The statements, views and opinions expressed in this column are solely those of the author and do not necessarily represent those of this site. This site does not give financial, investment or medical advice.
Russia’s Economics Ministry claimed that today Monday 15th May 2017 Russia achieved several months in advance its 4% annual inflation target.
The Central Bank reportedly is not disputing this claim, though it says more cautiously that the annual rate of inflation on 10th May 2017 was between 4.0% and 4.1%. It has also said that the fall in inflation has been aided by ‘unexpected factors’ which might well reverse.
The background to this is that the Central Bank remains committed to its high interest rate policy, and does not wish to be pushed by the lower than expected level of inflation into cutting interest rates more quickly than it wants.
It has followed this up with the truly remarkable claim that a rise in the value of the rouble caused by Russia’s high interest rates will not reduce industrial competitiveness, but might actually increase it
In the modern world of global production chains, the exchange rate ceases to be a source of competitiveness for a growing number of goods. It is very rare if an industrial commodity is fully developed and produced in only one country. Competition in the modern world shifts to competition in quality, production effectiveness and image of goods. Attempts to compete only in terms of price will eventually lead to growth of technological gap.

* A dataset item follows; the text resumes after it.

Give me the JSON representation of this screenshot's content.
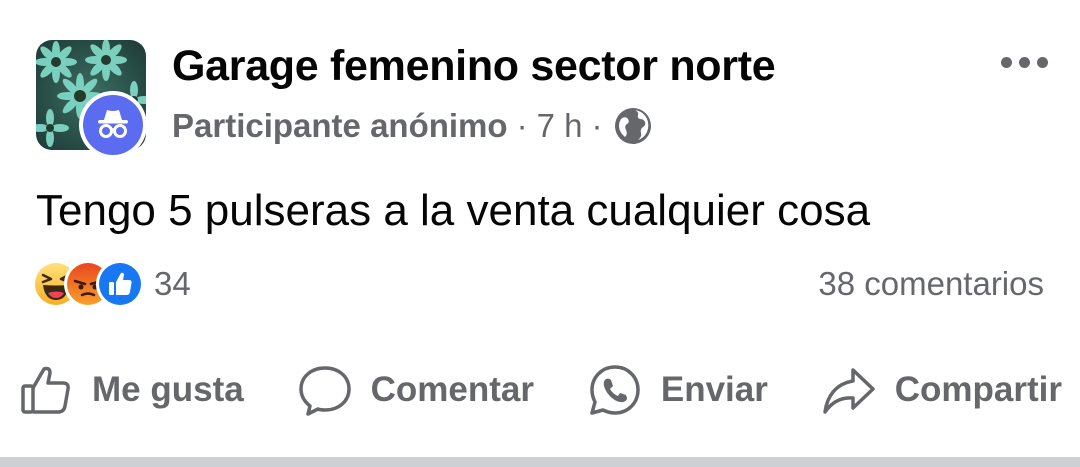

In reality the correlation between an excessively strong currency and a loss of industrial competitiveness over time is well understood. There is no reason to think the recent inflation fall is likely to reverse. If anything Russia’s inflation rate during the summer is more likely to fall than rise, and with inflation at record low levels in Russia’s post-war history pressure on the Central Bank to cut interest rates is now bound to increase.